The most effective message of the entire AV referendum campaign in my opinion was No2AV’s “Save one-person-one-vote” (and all its variants).

Effective because it is such an abiding principle of democracy. And effective because it implicitly and explicitly suggested that AV threatened that very principle.

But it actually went even further than that: whether the point was right or wrong or dubious, it was an arguable debating point and No2AV naturally argued it: one person visits the polling booth once, gets one ballot paper upon which they make one mark which gets counted once – simply “One person One Vote”.

The No2AV argument continued that AV doesn’t do that; it instead allows you to put multiple marks on the ballot paper (the preferences) yet you don’t necessarily know how many of your individual preferences will come into play during the count – it could be once but it might be twice or even five times. No2AV blogger DBirkin went further with this point and said: “[with AV] you do not know when you leave the booth who you have voted for”.

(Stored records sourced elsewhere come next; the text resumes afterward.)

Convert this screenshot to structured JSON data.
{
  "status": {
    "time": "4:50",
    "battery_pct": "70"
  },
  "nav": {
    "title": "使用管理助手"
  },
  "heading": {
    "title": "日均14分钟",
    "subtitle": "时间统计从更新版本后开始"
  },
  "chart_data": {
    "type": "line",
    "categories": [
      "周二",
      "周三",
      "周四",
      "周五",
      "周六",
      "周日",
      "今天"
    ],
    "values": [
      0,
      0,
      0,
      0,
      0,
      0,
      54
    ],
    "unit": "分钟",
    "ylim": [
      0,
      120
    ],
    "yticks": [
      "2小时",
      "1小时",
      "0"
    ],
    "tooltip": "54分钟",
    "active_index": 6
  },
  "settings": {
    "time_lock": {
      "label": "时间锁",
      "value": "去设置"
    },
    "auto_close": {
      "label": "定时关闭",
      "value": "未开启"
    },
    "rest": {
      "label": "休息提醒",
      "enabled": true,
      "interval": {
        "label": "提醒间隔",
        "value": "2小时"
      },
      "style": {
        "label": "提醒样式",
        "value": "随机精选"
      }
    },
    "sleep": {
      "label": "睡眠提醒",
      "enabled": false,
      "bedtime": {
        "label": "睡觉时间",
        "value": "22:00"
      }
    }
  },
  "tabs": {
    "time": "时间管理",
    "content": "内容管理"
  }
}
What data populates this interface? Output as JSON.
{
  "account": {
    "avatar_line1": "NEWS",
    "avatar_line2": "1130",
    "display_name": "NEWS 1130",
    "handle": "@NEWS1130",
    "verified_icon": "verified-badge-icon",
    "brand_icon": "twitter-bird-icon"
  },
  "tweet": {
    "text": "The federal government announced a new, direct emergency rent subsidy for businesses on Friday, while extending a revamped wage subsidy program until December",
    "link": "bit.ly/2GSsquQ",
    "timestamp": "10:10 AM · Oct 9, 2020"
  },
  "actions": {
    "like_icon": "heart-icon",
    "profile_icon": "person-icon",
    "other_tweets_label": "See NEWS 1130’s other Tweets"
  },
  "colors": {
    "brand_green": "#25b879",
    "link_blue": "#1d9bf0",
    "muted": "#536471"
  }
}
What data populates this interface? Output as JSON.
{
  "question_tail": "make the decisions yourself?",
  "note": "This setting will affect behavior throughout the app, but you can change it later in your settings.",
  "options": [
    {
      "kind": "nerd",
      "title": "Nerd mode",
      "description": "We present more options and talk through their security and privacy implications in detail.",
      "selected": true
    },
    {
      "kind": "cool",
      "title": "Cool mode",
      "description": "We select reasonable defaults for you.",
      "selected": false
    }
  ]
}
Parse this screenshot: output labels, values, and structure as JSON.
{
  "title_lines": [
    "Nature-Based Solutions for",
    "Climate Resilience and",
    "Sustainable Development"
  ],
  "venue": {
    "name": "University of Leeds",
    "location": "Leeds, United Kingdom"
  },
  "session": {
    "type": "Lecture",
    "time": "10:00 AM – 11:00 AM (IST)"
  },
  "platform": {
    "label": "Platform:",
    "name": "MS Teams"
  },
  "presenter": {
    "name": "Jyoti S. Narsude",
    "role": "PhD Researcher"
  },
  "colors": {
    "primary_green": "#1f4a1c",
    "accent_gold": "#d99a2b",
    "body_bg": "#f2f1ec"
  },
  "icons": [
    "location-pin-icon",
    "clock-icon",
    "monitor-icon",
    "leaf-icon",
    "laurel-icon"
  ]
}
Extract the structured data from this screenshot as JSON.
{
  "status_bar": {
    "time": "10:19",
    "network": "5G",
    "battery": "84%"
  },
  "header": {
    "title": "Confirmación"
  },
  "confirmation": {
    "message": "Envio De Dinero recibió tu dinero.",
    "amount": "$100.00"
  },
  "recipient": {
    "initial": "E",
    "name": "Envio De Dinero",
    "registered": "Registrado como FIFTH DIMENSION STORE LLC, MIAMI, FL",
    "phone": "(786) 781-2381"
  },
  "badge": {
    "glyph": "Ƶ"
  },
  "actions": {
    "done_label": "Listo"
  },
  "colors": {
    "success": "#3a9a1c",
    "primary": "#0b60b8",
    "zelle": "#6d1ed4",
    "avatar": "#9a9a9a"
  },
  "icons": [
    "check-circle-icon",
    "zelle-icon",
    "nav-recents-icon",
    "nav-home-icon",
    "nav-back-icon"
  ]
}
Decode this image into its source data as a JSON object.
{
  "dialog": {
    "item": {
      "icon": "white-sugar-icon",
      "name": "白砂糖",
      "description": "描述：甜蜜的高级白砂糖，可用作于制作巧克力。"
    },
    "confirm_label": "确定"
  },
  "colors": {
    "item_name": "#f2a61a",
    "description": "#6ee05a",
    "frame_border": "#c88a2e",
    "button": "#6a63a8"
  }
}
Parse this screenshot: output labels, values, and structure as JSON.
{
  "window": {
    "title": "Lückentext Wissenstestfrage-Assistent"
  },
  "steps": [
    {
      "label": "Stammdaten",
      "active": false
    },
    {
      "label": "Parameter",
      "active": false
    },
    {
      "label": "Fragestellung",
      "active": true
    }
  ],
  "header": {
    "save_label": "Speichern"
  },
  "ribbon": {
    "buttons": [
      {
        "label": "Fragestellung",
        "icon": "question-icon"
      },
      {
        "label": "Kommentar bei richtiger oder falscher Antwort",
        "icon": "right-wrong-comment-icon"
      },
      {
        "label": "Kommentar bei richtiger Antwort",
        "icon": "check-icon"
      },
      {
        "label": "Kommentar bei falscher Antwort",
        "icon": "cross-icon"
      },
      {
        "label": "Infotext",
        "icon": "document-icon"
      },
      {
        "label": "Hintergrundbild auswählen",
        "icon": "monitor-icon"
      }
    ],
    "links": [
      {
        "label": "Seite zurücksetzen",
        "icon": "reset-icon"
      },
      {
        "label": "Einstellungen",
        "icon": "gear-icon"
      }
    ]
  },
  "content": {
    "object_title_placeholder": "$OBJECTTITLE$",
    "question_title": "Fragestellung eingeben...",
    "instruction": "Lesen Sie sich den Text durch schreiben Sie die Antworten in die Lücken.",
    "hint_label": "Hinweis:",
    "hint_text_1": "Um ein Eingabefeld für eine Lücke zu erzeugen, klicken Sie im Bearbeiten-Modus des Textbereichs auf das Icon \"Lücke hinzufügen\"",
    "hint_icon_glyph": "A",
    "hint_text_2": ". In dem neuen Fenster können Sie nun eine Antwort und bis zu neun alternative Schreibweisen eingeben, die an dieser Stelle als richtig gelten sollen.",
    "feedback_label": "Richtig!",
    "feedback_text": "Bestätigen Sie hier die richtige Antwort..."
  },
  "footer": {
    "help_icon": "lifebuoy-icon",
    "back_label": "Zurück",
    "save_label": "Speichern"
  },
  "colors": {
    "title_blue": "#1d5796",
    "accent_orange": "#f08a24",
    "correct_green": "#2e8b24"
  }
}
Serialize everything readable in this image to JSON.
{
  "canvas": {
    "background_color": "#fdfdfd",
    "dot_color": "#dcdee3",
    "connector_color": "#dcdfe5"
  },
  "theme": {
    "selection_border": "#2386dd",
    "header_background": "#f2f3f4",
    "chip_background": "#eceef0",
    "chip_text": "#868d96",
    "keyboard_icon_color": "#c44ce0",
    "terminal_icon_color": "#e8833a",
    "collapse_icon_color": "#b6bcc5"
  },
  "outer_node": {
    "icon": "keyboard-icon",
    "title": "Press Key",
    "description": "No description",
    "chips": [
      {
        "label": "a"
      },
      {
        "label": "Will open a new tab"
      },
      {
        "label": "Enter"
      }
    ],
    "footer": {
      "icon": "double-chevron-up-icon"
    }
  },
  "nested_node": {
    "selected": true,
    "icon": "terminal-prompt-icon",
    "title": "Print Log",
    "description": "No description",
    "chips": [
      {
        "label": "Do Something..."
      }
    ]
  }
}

Yes2AV joined in the argument – “AV IS ALSO ONE-PERSON-ONE-VOTE! NO2AV are LIARS!” they cried – but they were soon dragged into discussion of transferring preferences, instant run-offs, why a second preference isn’t a second vote etc etc. The very essence of AV required a modicum of explanation and that alone was enough to turn off the average voter (who was already turned off by this referendum for which there was no popular demand/agitation) and sublimely confirmed to the same voter that AV was “complicated” – another relentless No2AV theme.

Yes2AV tried and tried to counter the No2AV message and eventually hit upon the beer vs coffee analogy (which even found its way into a TV broadcast presented by Dan Snow).  However the analogy, which was a good attempt to be honest, was late in the campaign and also had its issues: it could confirm in some minds that the losers got two votes: their first losing vote and their second ‘over-ruling’ vote.  On the other hand, the coffee drinkers appeared to get only their recycled first vote and looked on sheepishly at the eventual “political stitch-up” to go to the pub. In other words, the advert still didn’t kill off the “Save one-person-one-vote” slogan and could even have reinforced another No2AV message: that of coalitions with backdoor deals where losers get their way.

I might be giving the mostly-bored viewer of the Dan Snow film too much credit in picking up these sublime messages, but I don’t think I am. The only question remaining is whether the above issues with the beer vs coffee advert were either trumped or at least balanced by the underlying appeal by Dan Snow that this was just “common sense”. Perhaps we’ll never know.

Another attempted Yes2Av  riposte to the No2Av messages, was to keep pointing out the Conservative leadership election that gave us David Cameron was actually run under AV – “if it’s good enough for them, it’s good enough for us”.

Except the system of electing the Tory leader was clearly NOT what was being proposed in the AV referendum. In the proposed AV system, there were no discrete rounds like the Tory leadership election where everyone knew the result of the round before moving on to the next round of voting. That simple difference meant as Francis Maude said: Tory MPs know exactly what is on offer in each round  but with AV the voter has to kind of cast their mind forward to what might happen. Another consequence of that simple difference in Tory leadership elections is that a leading candidate in Round 1 can lose votes in Round 2 as voters re-assess the landscape (impossible under the proposed AV system). The difference can also prompt candidates to voluntarily remove themselves from the process at any stage. There is also a final vote of Tory members in a straight FPTP run-off – in other words a completely different set of electors in the final round to those in previous rounds.

Someone who understands voting systems could clearly say that Tory leadership elections had big similarities to ‘AV systems’ but it wasn’t the same as ‘AV’ i.e. what was being proposed in this referendum. And these small differences matter. As one voting system expert from Reading University said on Radio 4 when asked how many countries used FPTP/AV, there are almost as many voting systems as there are countries who have voting systems.

Yes2AV bloggers also suggested AV was just like the system used on ITV’s “The X Factor” and therefore “as we all understand that, we will easily cope with AV.” Except again, The X Factor does NOT use the same system as the proposed AV system: it presents a number of participants to be judged (candidates) each week and people vote. After a judged run-off between the lowest-scoring two participants, after which one is eliminated, the whole thing starts again the next week where everyone – judges and voters – re-assess the new line-up of candidates and their different qualities. It also gives the candidate a chance to show different angles to their talents (for ballads, big band songs, etc)

It would perhaps be fairer to say that the X Factor is like the Tory Leadership election while both are less like the proposed AV system. But most importantly, neither of these systems are what we are voting for on May 5th.

I have gone somewhat off track and into detail but this is precisely where Yes2AV also had to take us during the campaign.

In the end, voters were not interested. They had not asked for or been promised this referendum (unlike say a referendum on the EU)  and barely had a passing interest in it. In such circumstances, any nice neat slogan that quickly hit the spot was taken on board by voters. And anything that even slightly smacked of being complicated was an instant turn-off.

Consequently the “one-person-one-vote” message from No2AV hit home and probably won the day.